So, what are these skirt shunners protesting? There are a lot of specific things, but I think it boils down to two main points: (1) the "family ideal" preached by the church and (2) the fact that priesthood is given only to men. There are a lot of complaints (not able to participate in baby blessings, can't hold "higher" callings, like bishop and stake president) but I think they all mainly fall under these two umbrellas.
The Family Ideal
Those claiming that the church's focus on family belittles women must be going to a different church than I am. The church is very supportive of women. I know of no organization that views women and mothers in such a respectful way. Some argue that by glorifying the role of mothers, the church inadvertently belittles women who are not married stay-at-home moms. Maybe individuals do, in which case individuals are who need to change, not the church. The church has never blamed or belittled women who have to work to support their families or who choose to have a career.
It boils down to faith in the purpose of the family unit. I studied public health, and I feel in every way that the family is the best possible functioning unit of society. There are several things that must be accomplished in a society: humans must be born (some people forget this critical step), they must die, and in between they must make a monetary living to support themselves and do the basic tasks required to survive as a society (eat, clean, care for the helpless). These responsibilities can be divided very neatly between two people.

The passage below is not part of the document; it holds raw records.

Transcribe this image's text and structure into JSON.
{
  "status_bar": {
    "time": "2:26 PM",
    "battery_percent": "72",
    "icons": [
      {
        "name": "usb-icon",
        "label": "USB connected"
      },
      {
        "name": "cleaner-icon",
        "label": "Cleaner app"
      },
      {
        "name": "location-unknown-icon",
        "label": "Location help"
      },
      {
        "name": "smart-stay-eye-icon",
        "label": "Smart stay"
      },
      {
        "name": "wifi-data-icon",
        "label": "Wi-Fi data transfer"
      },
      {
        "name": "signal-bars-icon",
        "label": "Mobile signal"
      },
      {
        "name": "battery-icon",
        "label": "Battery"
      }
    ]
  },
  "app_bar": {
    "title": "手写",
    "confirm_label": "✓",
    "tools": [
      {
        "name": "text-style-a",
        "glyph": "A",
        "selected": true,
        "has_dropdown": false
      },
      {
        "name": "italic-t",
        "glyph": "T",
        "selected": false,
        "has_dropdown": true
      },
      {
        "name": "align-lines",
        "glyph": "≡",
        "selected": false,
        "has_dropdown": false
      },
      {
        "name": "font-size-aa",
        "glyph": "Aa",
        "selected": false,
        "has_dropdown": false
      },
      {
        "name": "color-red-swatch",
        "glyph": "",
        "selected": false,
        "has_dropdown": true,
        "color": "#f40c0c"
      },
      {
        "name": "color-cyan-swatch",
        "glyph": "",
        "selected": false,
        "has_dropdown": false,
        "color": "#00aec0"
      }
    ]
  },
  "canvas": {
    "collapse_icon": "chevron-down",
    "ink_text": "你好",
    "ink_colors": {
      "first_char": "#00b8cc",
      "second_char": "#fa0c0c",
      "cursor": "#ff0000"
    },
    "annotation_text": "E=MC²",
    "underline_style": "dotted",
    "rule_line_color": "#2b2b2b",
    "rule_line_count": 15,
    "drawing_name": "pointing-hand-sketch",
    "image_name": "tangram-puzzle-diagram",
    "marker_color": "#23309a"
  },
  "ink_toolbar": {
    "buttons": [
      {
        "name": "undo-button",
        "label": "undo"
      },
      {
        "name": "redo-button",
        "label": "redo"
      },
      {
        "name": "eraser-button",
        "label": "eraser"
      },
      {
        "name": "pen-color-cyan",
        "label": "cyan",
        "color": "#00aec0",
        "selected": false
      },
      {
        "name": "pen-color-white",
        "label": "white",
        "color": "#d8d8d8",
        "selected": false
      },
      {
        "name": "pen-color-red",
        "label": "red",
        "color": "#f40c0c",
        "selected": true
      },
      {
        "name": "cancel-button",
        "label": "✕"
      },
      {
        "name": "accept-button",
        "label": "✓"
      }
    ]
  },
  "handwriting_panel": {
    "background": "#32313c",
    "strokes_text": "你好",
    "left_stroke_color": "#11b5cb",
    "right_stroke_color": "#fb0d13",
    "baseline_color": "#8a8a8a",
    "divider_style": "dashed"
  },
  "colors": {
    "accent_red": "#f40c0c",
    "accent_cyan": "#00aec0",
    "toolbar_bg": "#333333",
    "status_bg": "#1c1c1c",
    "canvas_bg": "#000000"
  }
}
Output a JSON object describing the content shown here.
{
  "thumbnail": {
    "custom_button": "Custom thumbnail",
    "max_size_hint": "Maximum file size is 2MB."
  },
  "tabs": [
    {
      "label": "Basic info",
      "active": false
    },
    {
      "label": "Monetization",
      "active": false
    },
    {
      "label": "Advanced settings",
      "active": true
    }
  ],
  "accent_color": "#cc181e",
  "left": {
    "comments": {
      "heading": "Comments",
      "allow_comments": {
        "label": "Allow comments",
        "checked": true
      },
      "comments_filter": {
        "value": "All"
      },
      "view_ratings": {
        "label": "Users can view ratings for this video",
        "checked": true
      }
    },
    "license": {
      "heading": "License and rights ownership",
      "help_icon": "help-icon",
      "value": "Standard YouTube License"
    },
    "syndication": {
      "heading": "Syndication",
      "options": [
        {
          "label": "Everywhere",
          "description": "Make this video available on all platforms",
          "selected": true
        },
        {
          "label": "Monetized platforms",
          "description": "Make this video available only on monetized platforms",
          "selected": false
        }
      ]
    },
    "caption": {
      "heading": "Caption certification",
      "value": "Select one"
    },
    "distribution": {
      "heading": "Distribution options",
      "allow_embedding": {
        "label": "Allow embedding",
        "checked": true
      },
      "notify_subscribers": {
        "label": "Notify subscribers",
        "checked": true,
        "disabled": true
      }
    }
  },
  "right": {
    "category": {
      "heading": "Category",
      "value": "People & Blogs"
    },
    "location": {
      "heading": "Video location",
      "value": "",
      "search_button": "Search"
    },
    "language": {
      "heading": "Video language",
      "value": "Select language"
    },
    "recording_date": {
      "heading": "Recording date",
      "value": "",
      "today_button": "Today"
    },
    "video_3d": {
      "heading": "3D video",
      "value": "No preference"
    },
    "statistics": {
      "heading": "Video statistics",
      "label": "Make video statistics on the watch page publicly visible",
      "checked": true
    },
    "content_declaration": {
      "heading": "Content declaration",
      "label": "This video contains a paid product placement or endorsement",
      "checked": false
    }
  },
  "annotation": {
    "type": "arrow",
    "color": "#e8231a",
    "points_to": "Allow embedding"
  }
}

Both share in producing a new human. But what next? They need to eat, clean, and make a living. Adam Smith was famous for his thoughts on the assembly line. Workers divided and specialized. Why? Because it was much more effective. Two single parents raising a child have to do much more work than two married parents working together raising two children. They synergize. Now, the only tricky part, who is to stay home, and who is to go to work?
Nature (God) has made this decision for us. Women carry baby humans and feed them when they are born. It is much more convenient for women to be the ones at home when they are pregnant, recovering from pregnancy and feeding the baby humans. Men, who don't have this task, are free to go out and make a living that they then share equally with the woman at home. Because they are equals. Neither task is more important. The Savior taught this principle when he taught that, "If the whole body were an eye, where were the hearing? If the whole were hearing, where were the smelling?..They are many members, yet but one body." Neither part is more important. Just different, and both needed for a functioning unit.
The Right to the Priesthood
The right to the priesthood is the other major complaint raised. First, I want to stress that it's a good thing to fight for your rights. It runs very deep in our American society. We know what our ancestors sacrificed to build this country where men and women of all ages and races have rights. The birth of America is a fairy tale that just doesn't happen anywhere else around the world. At the first hint that someone is taking away their rights, people get very fired up and defensive.
There's another aspect to our society though; we are a society with an overload of choices. You can have it your way. This spawns the idea that there is a "best choice" that can bring ultimate happiness. If only you can achieve the best, then you will be happy. Some women don't feel ultimately fulfilled and satisfied with their church lives and perhaps feel that if another aspect were added, like priesthood or a new calling, they would be happier. This is a dangerous attitude. Not because what people are seeking for are necessarily evil things, but because the idea is flawed. It supports the thought that happiness and fulfillment are brought on by external circumstances, rather than internal validation. Perhaps that is what the Savior was trying to teach when he told a rich young man to "sell all that he had."
Let's think about how the priesthood is used. The priesthood is the literal power of God on earth. Worthy priesthood bearers can bless people, heal the sick, administer and have stewardship over families and wards. However, a priesthood bearer cannot bless or preside over himself. Men and women alike call upon the powers of the priesthood through a worthy priesthood bearer with the proper stewardship.
If a woman was sick, she would call on her home teachers/family members to give her a blessing. A man would do the same. If a girl wanted a back-to-school blessing, she would call on her home teachers/family members to give her that blessing. A boy would do the same. Men and women both answer to their steward, all the way up to the prophet, who answers directly to the Lord. The Lord is in charge. Not men. Men and women both participate in the priesthood ordinances of baptism, endowment, and marriage. Women participate fully in the blessings of the priesthood. They are not dependent on priesthood bearers, rather the priesthood fosters interdependence and community among all people- men and women. A desire to turn that interdependence into independence is a social regression (dependence, independence, interdependence), not progress.
Take Home Message
Some women will wear pants on Sunday, and that's okay. If women in my ward wear pants on Sunday, I won't snidely direct them to this post. It's good to question your faith and beliefs. I encourage it, because I feel that is the best way to get to the truth. That's how I find truth and have developed a testimony. Prophets encourage us to do that. I just hope that all of us striving to be saints will refuse to get caught up in the heat and emotion of protest, and seriously pray about what we can do to perfect the church where we can--in ourselves and those over whom we have stewardship. I also hope we can remember one truth I learned years ago that has forever put my qualms on the matter to rest: God is not sexist. He's perfect.
The Family Proclamation